One meaning is that a first-order ordinary differential equation is homogeneous (of degree 0) if it has the form

where F(x,y) is a homogeneous function of degree zero; that is to say, such that F(tx,ty) = F(x,y).

In a related, but distinct, usage, the term linear homogeneous differential equation is used to describe differential equations of the form

where the differential operator L is a linear operator, and y is the unknown function.

The remainder of this article is about homogeneous differential equations in the first sense defined above.


Solving homogeneous differential equations

By the definition above, it can be seen that F(tx,ty) = F(x,y) for all t, so t can be arbitrarily chosen to simplify the form of the equation. One can solve this equation by making a simple change of variables y = ux, and then using the product rule on the left hand side as follows,

and then using the identity F(tx,ty) = F(x,y) to simplify the right hand side by choosing to set t to be 1 / x, transforming the original problem into the separable differential equation

which can then be integrated by the usual methods.

(Our solved example in mathguru.com uses this concept)




Separation of variables


In mathematics, separation of variables is any of several methods for solving ordinary and partial differential equations, in which algebra allows one to rewrite an equation so that each of two variables occurs on a different side of the equation.


Ordinary differential equations (ODE)


Suppose a differential equation can be written in the form

which we can write more simply by letting y = f(x):

As long as h(y) ≠ 0, we can rearrange terms to obtain:

so that the two variables x and y have been separated. dx (and dy) can be viewed, at a simple level, as just a convenient notation, which provides a handy mnemonic aid for assisting with manipulations.
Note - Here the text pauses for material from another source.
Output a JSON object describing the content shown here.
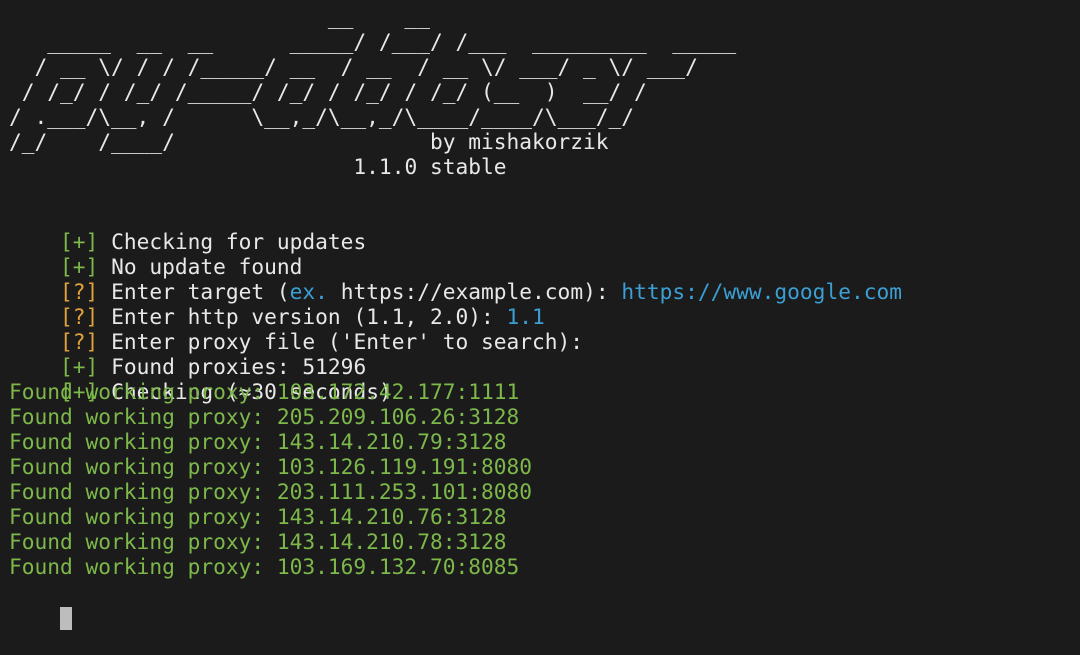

A formal definition of dx as a differential (infinitesimal) is somewhat advanced.

(Our solved example in mathguru.com uses this concept)




The above explanation is copied from Wikipedia, the free encyclopedia and is remixed as allowed under the Creative Commons Attribution- ShareAlike 3.0 Unported License.